SUHAKAM chairman Rahmat Mohamad expressed concern that Section 4 of SOSMA, which permits the arrest, detention and extension of detention without judicial oversight, violates fundamental principles of human rights.
Suhakam’s attention was drawn to the matter after receiving a memorandum regarding a hunger strike staged by SOSMA detainees in Sungai Buloh and Alor Setar prisons on July 30.
Following this, SUHAKAM visited both prisons on Aug 1 to conduct interviews with the detainees and gather information about the hunger strike.
“The hunger strike was initiated due to detainees’ dissatisfaction with the prolonged and frequently postponed trials, as well as their objections to the charges under Section 130V(1) of the Penal Code, which relate to organised criminal groups.
“SUHAKAM will continue its investigation into the complaints and will collaborate with the detainees’ families and relevant government agencies to pursue further follow-up action,” he said in a statement.
The detainees at the Alor Setar prison ended their hunger strike on Aug 1, and those at the Sungai Buloh prison ended theirs the next day.
In total, there were 69 detainees involved—34 in Sungai Buloh and 35 in Alor Setar—some of whom had been held for up to three years without trial.
Criticism has been directed towards the Pakatan Harapan-led unity government for allegedly backtracking on SOSMA reform, despite its previous vocal stance on the matter.
Home Minister Datuk Seri Saifuddin Nasution Ismail defended the law, stating that it allows the court process to proceed and is necessary for dealing with organised crime-related cases.
According to him, repealing the law was not listed in PH’s manifesto for the general election last year.

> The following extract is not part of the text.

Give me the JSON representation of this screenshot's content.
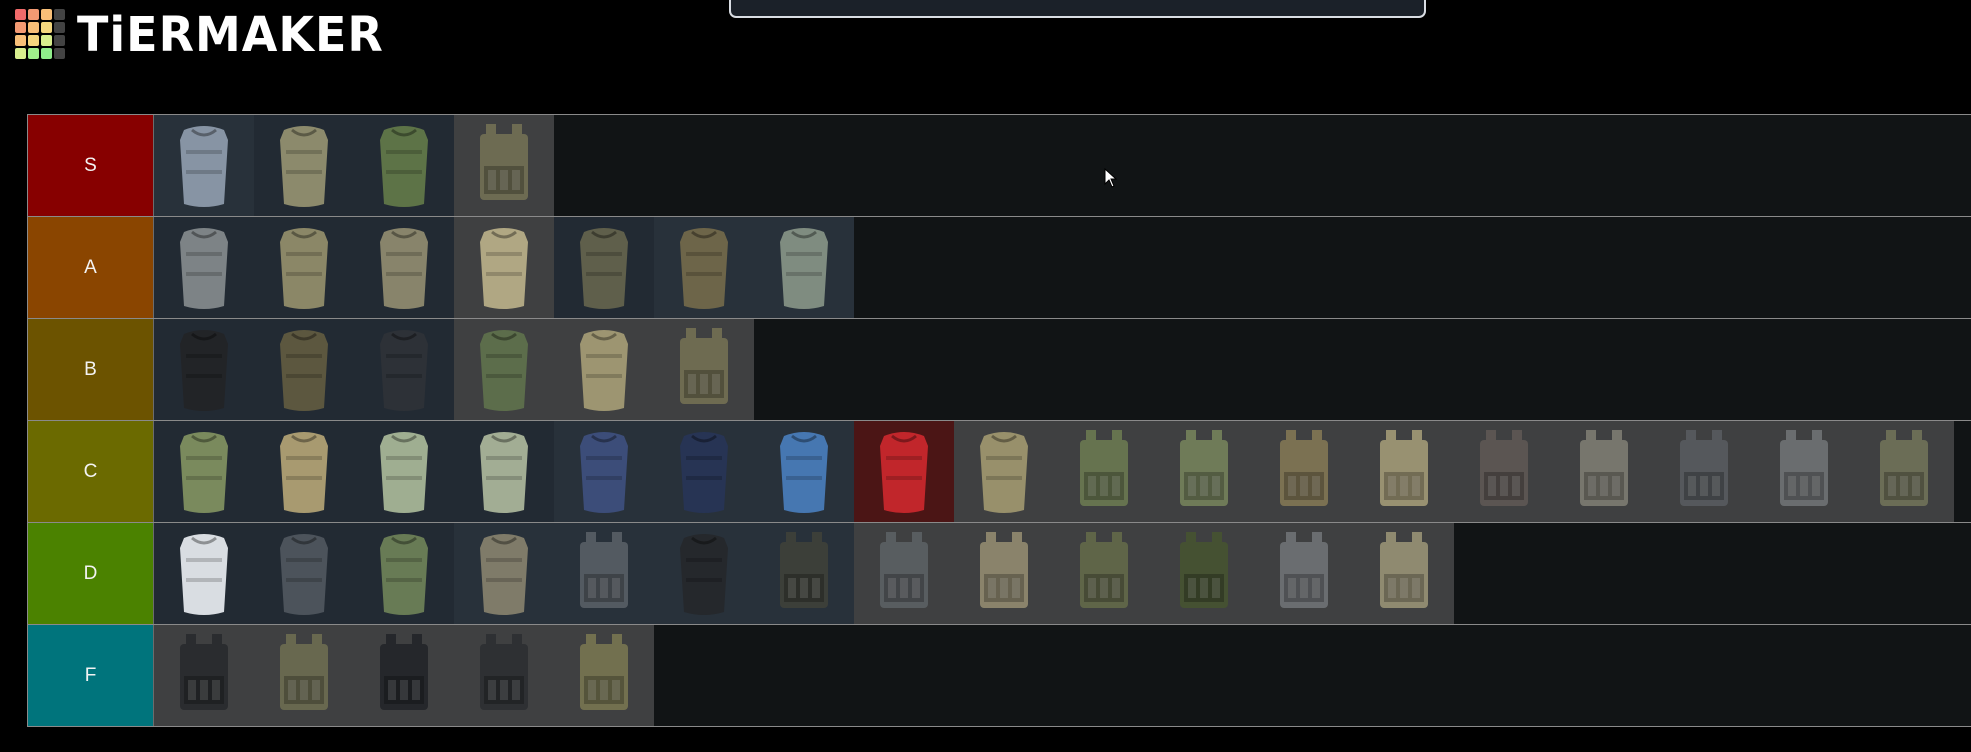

Although Saifuddin acknowledged the need to review certain provisions in SOSMA from “time to time”, he clarified that there are no immediate plans for amendments to the Act. – Aug 4, 2023
Main photo credit: The Vibes